You see the Medical Malpractice System in the US has created a culture where someone is always wrong or at fault. Facilities are being forced into these seemingly ridiculous policies in order to limit their liability from a lawsuit. In fact, their insurance companies may refuse to cover them, or cover them at a much higher rate, if they agree to allow for complex medical procedures. Medical Malpractice Defense is not only driving these ridiculous polices, but also is driving up the cost of care.

In 2005, GA led the charge in this area by passing one of the most comprehensive Medical Tort Reform bills in the country. The Georgia bill is not perfect. It has been heavily litigated since passage. However, it is a start to end, not only these ridiculous results, but also the heavy cost associated with defensive medicine. We will never adequately reform Healthcare without having this discussion. What negative effects of Medical Malpractice Defense have you noticed in your facility or community?

One comment Add your comment

Theresa

March 17th, 2013
10:45 am

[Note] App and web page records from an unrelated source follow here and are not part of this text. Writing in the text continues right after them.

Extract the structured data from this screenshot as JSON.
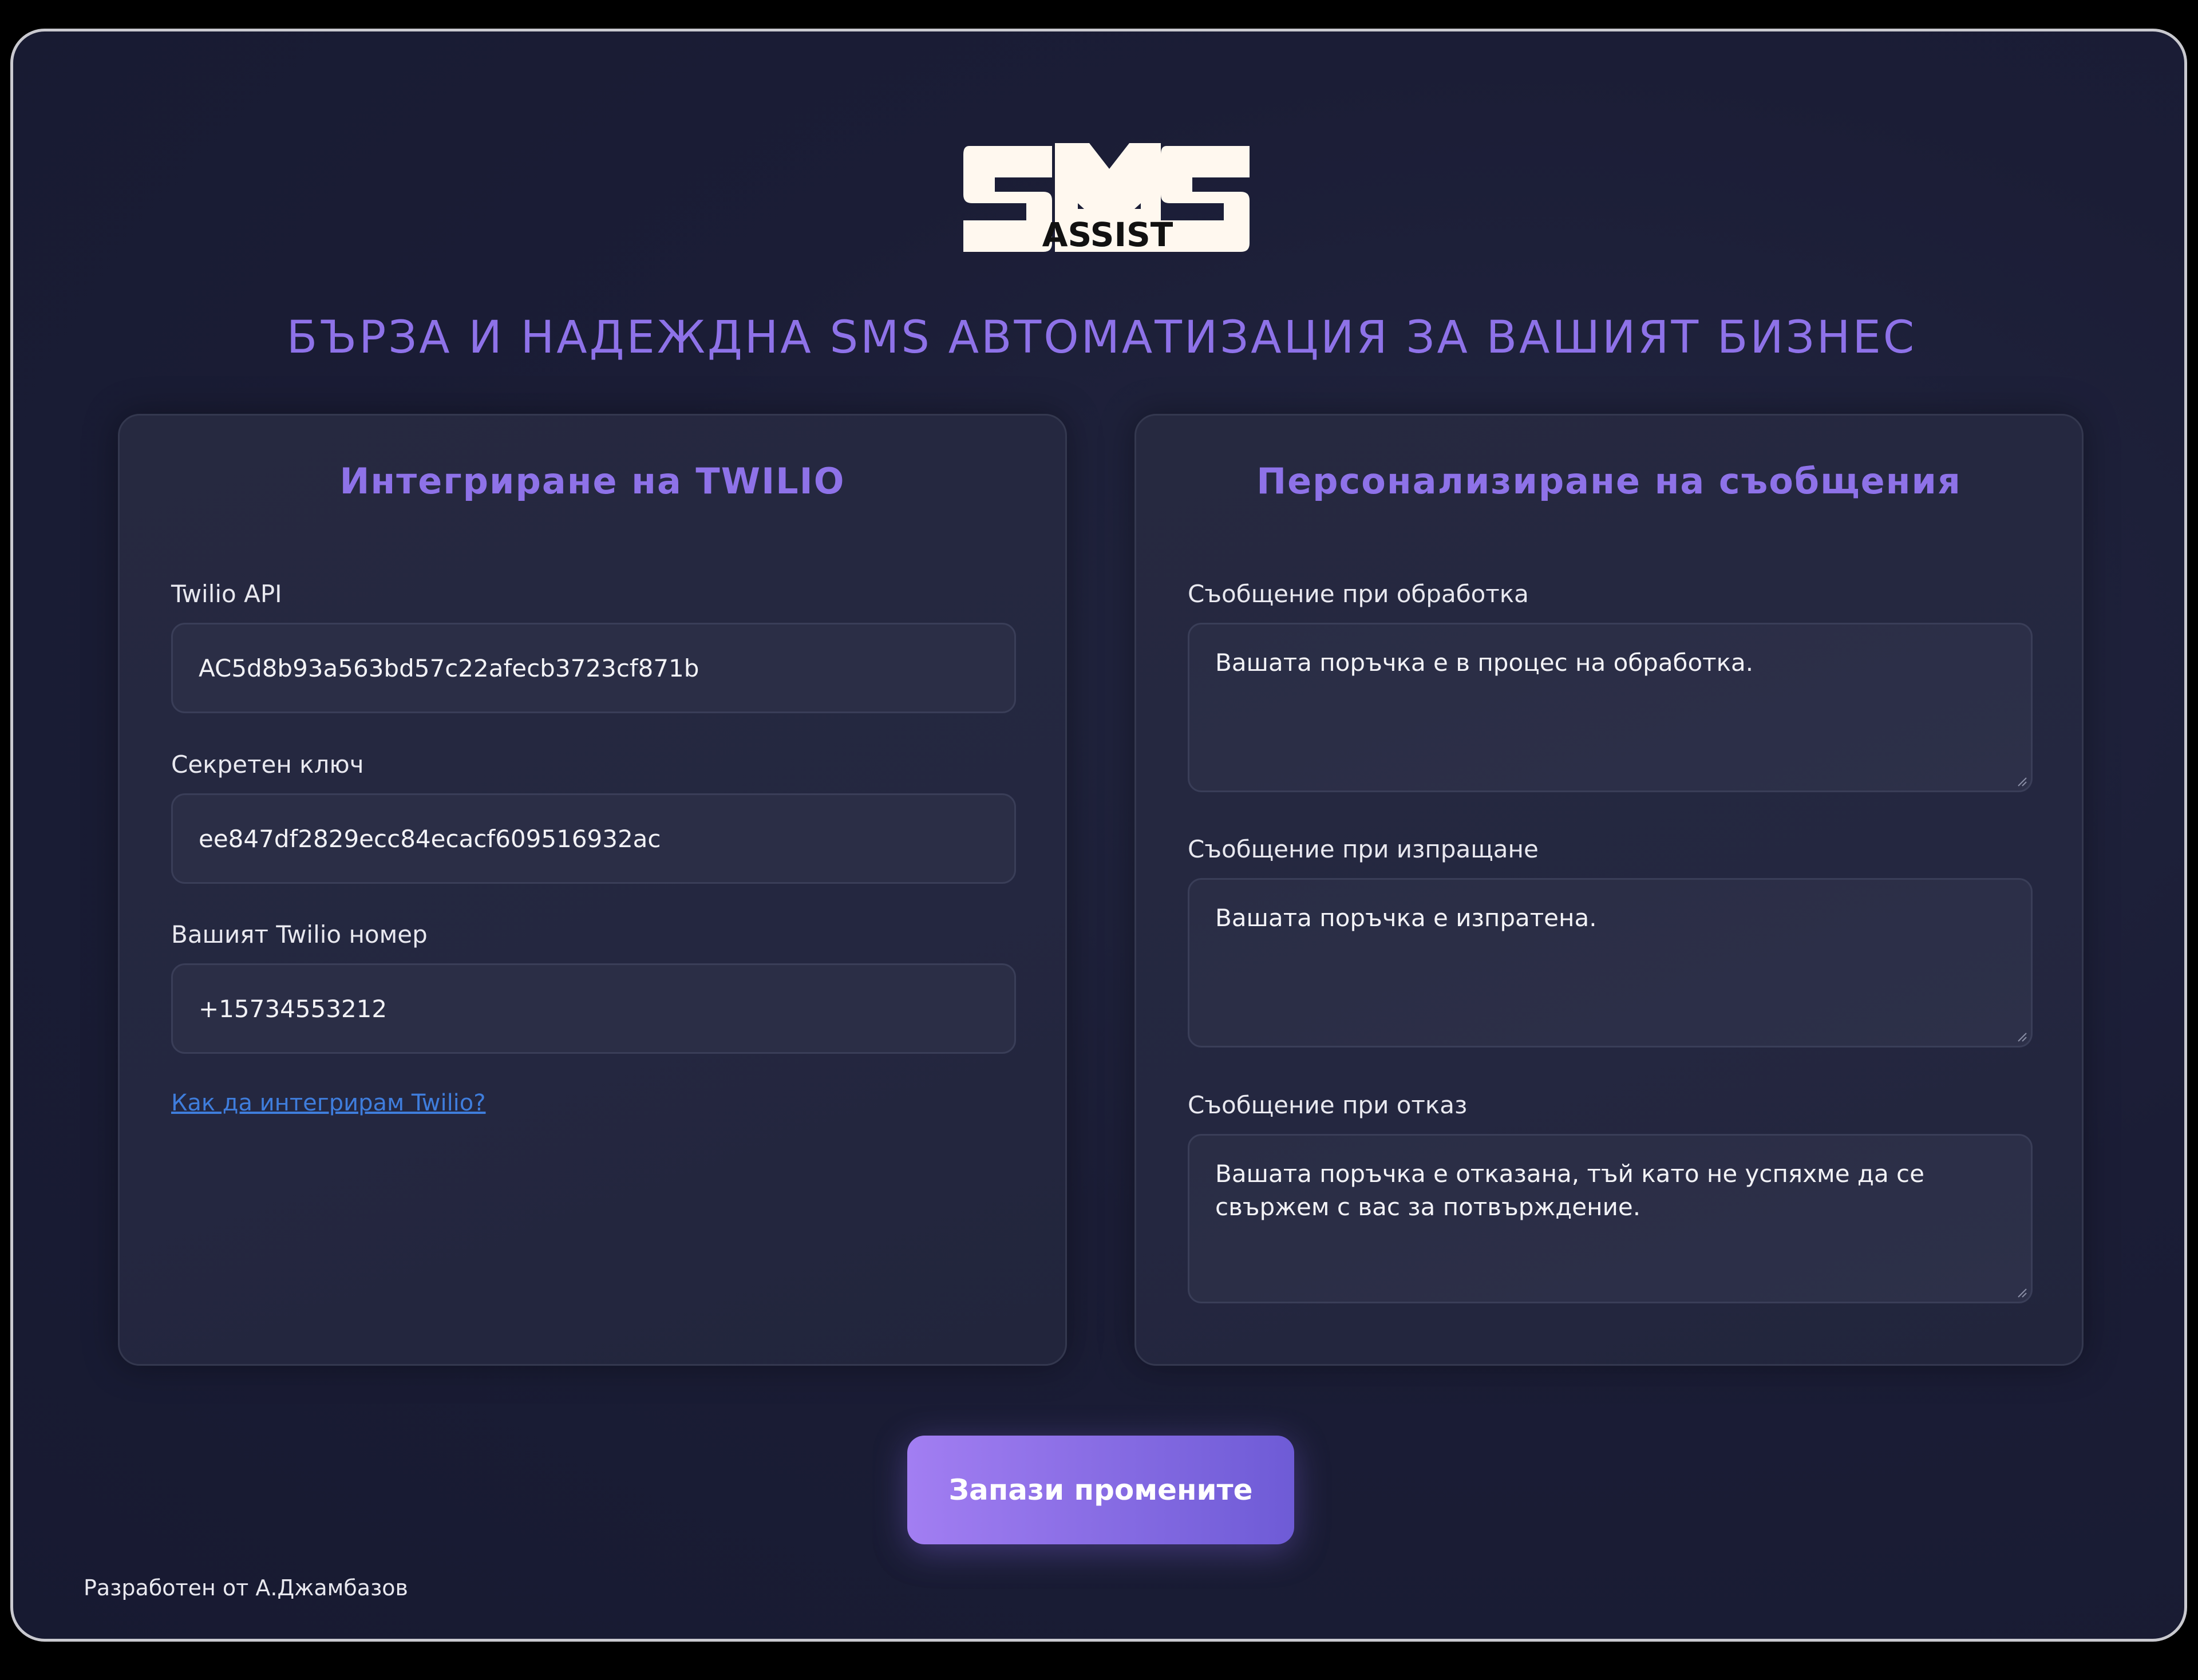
{
  "logo": {
    "text": "SMS",
    "subtext": "ASSIST"
  },
  "headline": "БЪРЗА И НАДЕЖДНА SMS АВТОМАТИЗАЦИЯ ЗА ВАШИЯТ БИЗНЕС",
  "twilio_card": {
    "title": "Интегриране на TWILIO",
    "fields": [
      {
        "label": "Twilio API",
        "value": "AC5d8b93a563bd57c22afecb3723cf871b"
      },
      {
        "label": "Секретен ключ",
        "value": "ee847df2829ecc84ecacf609516932ac"
      },
      {
        "label": "Вашият Twilio номер",
        "value": "+15734553212"
      }
    ],
    "help_link": "Как да интегрирам Twilio?"
  },
  "messages_card": {
    "title": "Персонализиране на съобщения",
    "fields": [
      {
        "label": "Съобщение при обработка",
        "value": "Вашата поръчка е в процес на обработка."
      },
      {
        "label": "Съобщение при изпращане",
        "value": "Вашата поръчка е изпратена."
      },
      {
        "label": "Съобщение при отказ",
        "value": "Вашата поръчка е отказана, тъй като не успяхме да се свържем с вас за потвърждение."
      }
    ]
  },
  "save_button": "Запази промените",
  "footer": "Разработен от А.Джамбазов",
  "colors": {
    "accent": "#8e72e8",
    "link": "#3f7ddc",
    "background": "#1b1d36",
    "card": "#252840",
    "input": "#2b2e46"
  }
}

Excellent article. I work with elderly people, most of whom are 80 and older, and in talking to them, most realize extraordinary measures such as CPR are not what they want. What they do want is a peaceful death, surrounded by their loved ones if possible. In the case of a heart attack or other painful condition, it is possible to make them comfortable. We forget that death is a part of life. Health resources should be spent more responsibly.